Take a trip to the Plitvice Lakes National Park which is one of the oldest parks in Europe, and the largest in Croatia.

The Park was granted UNESCO World Heritage Status in 1979 for its outstanding beauty, and is home to the Great Waterfall, which is 78m high, ancient woodlands and natural phenomena.

Krka National Park

Krka National Park

Krka National Park & Sibenik

A tour of Sibenik and the Krka Waterfalls, will take you to one of Croatia´s most famous monuments and one of its most beautiful national parks.

Sibenik Cathedral is listed as a UNESCO World Heritage Site, and the Krka Waterfalls are breath-taking.

Skradinski buk is one of the most stunning parts of the Krka National Park, and is a massive, clear, natural pool with high waterfalls at one end and cascades at the other.  It is the lowest of the three sets of waterfalls formed along the Krka river. There are 17 waterfalls in total. Due to the play of light on the whirlpools, Skradinski buk is considered to be one of the most beautiful waterfalls in Europe.
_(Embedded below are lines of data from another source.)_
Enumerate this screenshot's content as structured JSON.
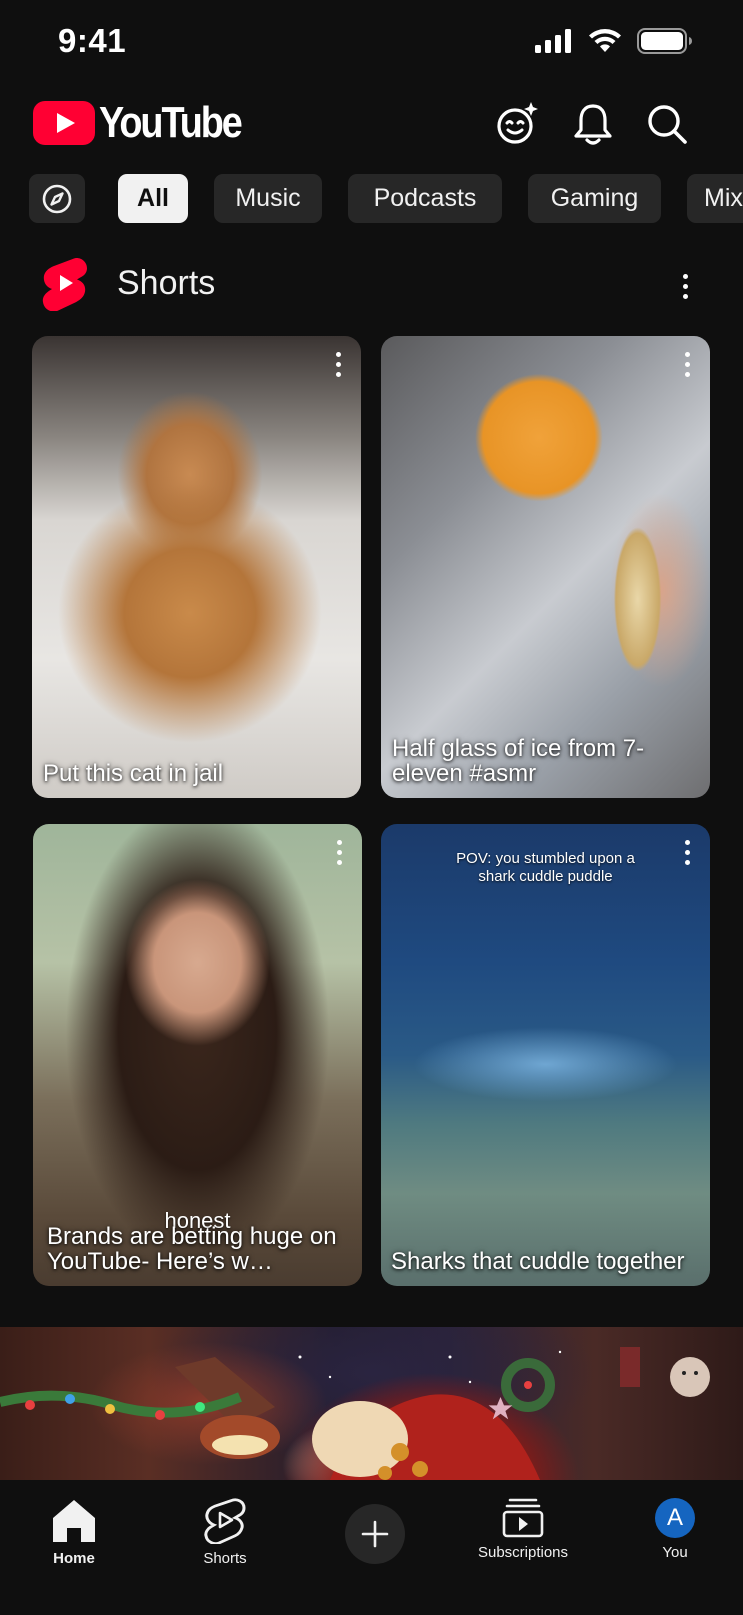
{
  "status_bar": {
    "time": "9:41"
  },
  "header": {
    "logo_text": "YouTube"
  },
  "chips": [
    {
      "label": "All"
    },
    {
      "label": "Music"
    },
    {
      "label": "Podcasts"
    },
    {
      "label": "Gaming"
    },
    {
      "label": "Mix"
    }
  ],
  "shorts": {
    "title": "Shorts",
    "items": [
      {
        "title": "Put this cat in jail"
      },
      {
        "title": "Half glass of ice from 7-eleven #asmr"
      },
      {
        "title": "Brands are betting huge on YouTube- Here’s w…",
        "overlay": "honest"
      },
      {
        "title": "Sharks that cuddle together",
        "overlay": "POV: you stumbled upon a shark cuddle puddle"
      }
    ]
  },
  "bottom_nav": {
    "home": "Home",
    "shorts": "Shorts",
    "subscriptions": "Subscriptions",
    "you": "You",
    "avatar_letter": "A"
  },
  "colors": {
    "brand_red": "#ff0033",
    "background": "#0f0f0f",
    "chip_bg": "#272727",
    "avatar_blue": "#1565c0"
  }
}
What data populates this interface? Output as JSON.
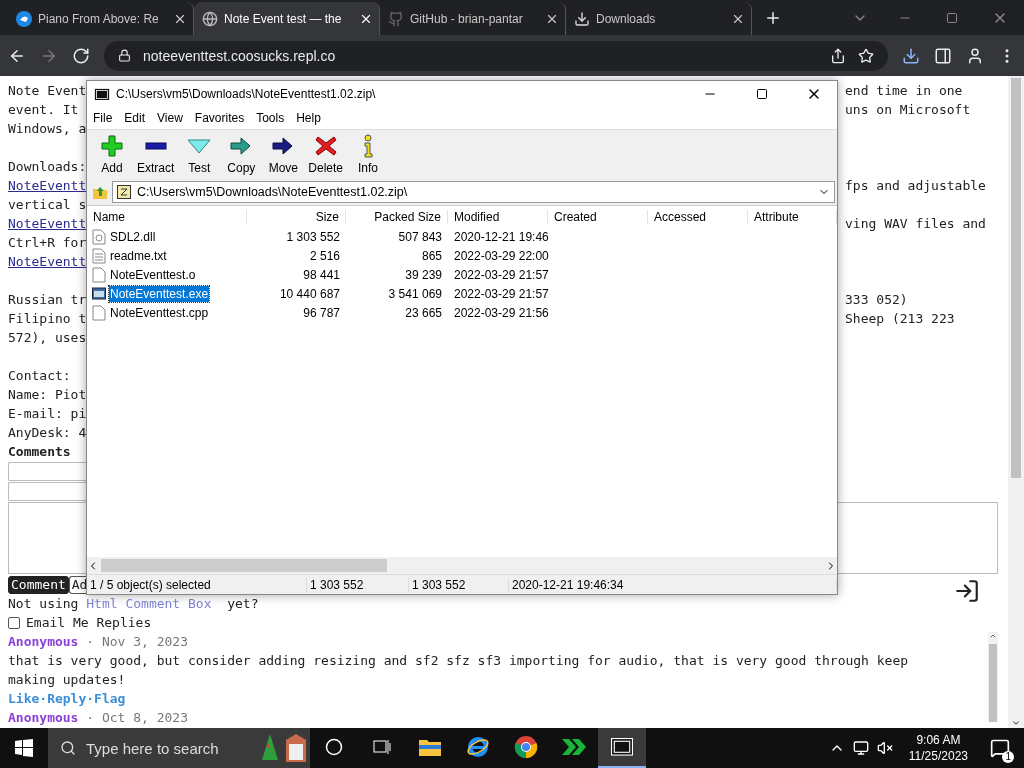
{
  "browser": {
    "tabs": [
      {
        "title": "Piano From Above: Re",
        "kind": "piano",
        "selected": false
      },
      {
        "title": "Note Event test — the",
        "kind": "globe",
        "selected": true
      },
      {
        "title": "GitHub - brian-pantar",
        "kind": "github",
        "selected": false
      },
      {
        "title": "Downloads",
        "kind": "download",
        "selected": false
      }
    ],
    "nav": [
      {
        "kind": "back",
        "disabled": false
      },
      {
        "kind": "forward",
        "disabled": true
      },
      {
        "kind": "reload",
        "disabled": false
      }
    ],
    "address": "noteeventtest.coosucks.repl.co"
  },
  "page": {
    "lines": [
      {
        "left": "Note Event",
        "kind": "text",
        "right": "end time in one"
      },
      {
        "left": "event. It",
        "kind": "text",
        "right": "uns on Microsoft"
      },
      {
        "left": "Windows, a",
        "kind": "text"
      },
      {
        "kind": "blank"
      },
      {
        "left": "Downloads:",
        "kind": "text"
      },
      {
        "left": "NoteEventt",
        "kind": "link",
        "right": "fps and adjustable"
      },
      {
        "left": "vertical s",
        "kind": "text"
      },
      {
        "left": "NoteEventt",
        "kind": "link",
        "right": "ving WAV files and"
      },
      {
        "left": "Ctrl+R for",
        "kind": "text"
      },
      {
        "left": "NoteEventt",
        "kind": "link"
      },
      {
        "kind": "blank"
      },
      {
        "left": "Russian tr",
        "kind": "text",
        "right": "333 052)"
      },
      {
        "left": "Filipino t",
        "kind": "text",
        "right": "Sheep (213 223"
      },
      {
        "left": "572), uses",
        "kind": "text"
      },
      {
        "kind": "blank"
      },
      {
        "left": "Contact:",
        "kind": "text"
      },
      {
        "left": "Name: Piot",
        "kind": "text"
      },
      {
        "left": "E-mail: pi",
        "kind": "text"
      },
      {
        "left": "AnyDesk: 4",
        "kind": "text"
      },
      {
        "left": "Comments",
        "kind": "heading"
      }
    ],
    "comment_button": "Comment",
    "add_button": "Ad",
    "not_using": {
      "before": "Not using ",
      "link": "Html Comment Box",
      "after": "  yet?"
    },
    "email_replies": {
      "label": "Email Me Replies",
      "checked": false
    },
    "comments": [
      {
        "author": "Anonymous",
        "date": "· Nov 3, 2023",
        "text": "that is very good, but consider adding resizing and sf2 sfz sf3 importing for audio, that is very good through keep making updates!",
        "actions": [
          "Like",
          "·Reply",
          "·Flag"
        ]
      },
      {
        "author": "Anonymous",
        "date": "· Oct 8, 2023"
      }
    ]
  },
  "window": {
    "title": "C:\\Users\\vm5\\Downloads\\NoteEventtest1.02.zip\\",
    "menu": [
      "File",
      "Edit",
      "View",
      "Favorites",
      "Tools",
      "Help"
    ],
    "toolbar": [
      {
        "label": "Add",
        "kind": "add"
      },
      {
        "label": "Extract",
        "kind": "extract"
      },
      {
        "label": "Test",
        "kind": "test"
      },
      {
        "label": "Copy",
        "kind": "copy"
      },
      {
        "label": "Move",
        "kind": "move"
      },
      {
        "label": "Delete",
        "kind": "delete"
      },
      {
        "label": "Info",
        "kind": "info"
      }
    ],
    "address": "C:\\Users\\vm5\\Downloads\\NoteEventtest1.02.zip\\",
    "columns": [
      "Name",
      "Size",
      "Packed Size",
      "Modified",
      "Created",
      "Accessed",
      "Attribute"
    ],
    "rows": [
      {
        "name": "SDL2.dll",
        "size": "1 303 552",
        "packed": "507 843",
        "modified": "2020-12-21 19:46",
        "kind": "dll",
        "selected": false
      },
      {
        "name": "readme.txt",
        "size": "2 516",
        "packed": "865",
        "modified": "2022-03-29 22:00",
        "kind": "text",
        "selected": false
      },
      {
        "name": "NoteEventtest.o",
        "size": "98 441",
        "packed": "39 239",
        "modified": "2022-03-29 21:57",
        "kind": "file",
        "selected": false
      },
      {
        "name": "NoteEventtest.exe",
        "size": "10 440 687",
        "packed": "3 541 069",
        "modified": "2022-03-29 21:57",
        "kind": "exe",
        "selected": true
      },
      {
        "name": "NoteEventtest.cpp",
        "size": "96 787",
        "packed": "23 665",
        "modified": "2022-03-29 21:56",
        "kind": "file",
        "selected": false
      }
    ],
    "status": [
      "1 / 5 object(s) selected",
      "1 303 552",
      "1 303 552",
      "2020-12-21 19:46:34"
    ]
  },
  "taskbar": {
    "search_placeholder": "Type here to search",
    "apps": [
      {
        "kind": "cortana",
        "active": false
      },
      {
        "kind": "taskview",
        "active": false
      },
      {
        "kind": "explorer",
        "active": false
      },
      {
        "kind": "ie",
        "active": false
      },
      {
        "kind": "chrome",
        "active": false
      },
      {
        "kind": "chevrons",
        "active": false
      },
      {
        "kind": "sevenzip",
        "active": true
      }
    ],
    "time": "9:06 AM",
    "date": "11/25/2023",
    "notifications": "1"
  }
}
Hvar Island

Hvar Island

Hvar and Pakleni Islands

Famous for its azure waters and beautiful bays and coves, Hvar Island boasts stunning lavender fields, vineyards, olive groves and a wealth of history and culture.

Take time to visit the Fortica fortress above the old city which was built in the 16th century and the Franciscan monastery, originally built as a retreat for sailors in the 15th century.

The Pakleni Islands are just a few minute´s sail from Hvar, and is a world away from the hustle and bustle of Croatia´s cities.

Pakleni otoci is Hvar´s most famous resort. Soak up the sun on the long, sandy beach surrounded by woodlands and exotic flora and fauna.



Bosnia and Herzegovina

Make the most of your stay in Split with a trip to Bosnia and Herzegovina.

The old town of Mostar, under Ottoman rule in the 16th century is famous for its Old Bridge, which was completed in 1566 and was one of the greatest architectural achievements of its time.

The walled town of Pocitel is a UNESCO World Heritage Site, and is well worth seeing on the way to Medjugorje. One of the most visited pilgrimage sites in Europe, Medjugorje attracts thousands of people who are looking for spiritual renewal. The Virgin Mary is said to have appeared to children here for the first time in 1981.

If you are planning to visit Croatia, check out our fantastic choice of accommodation in Split.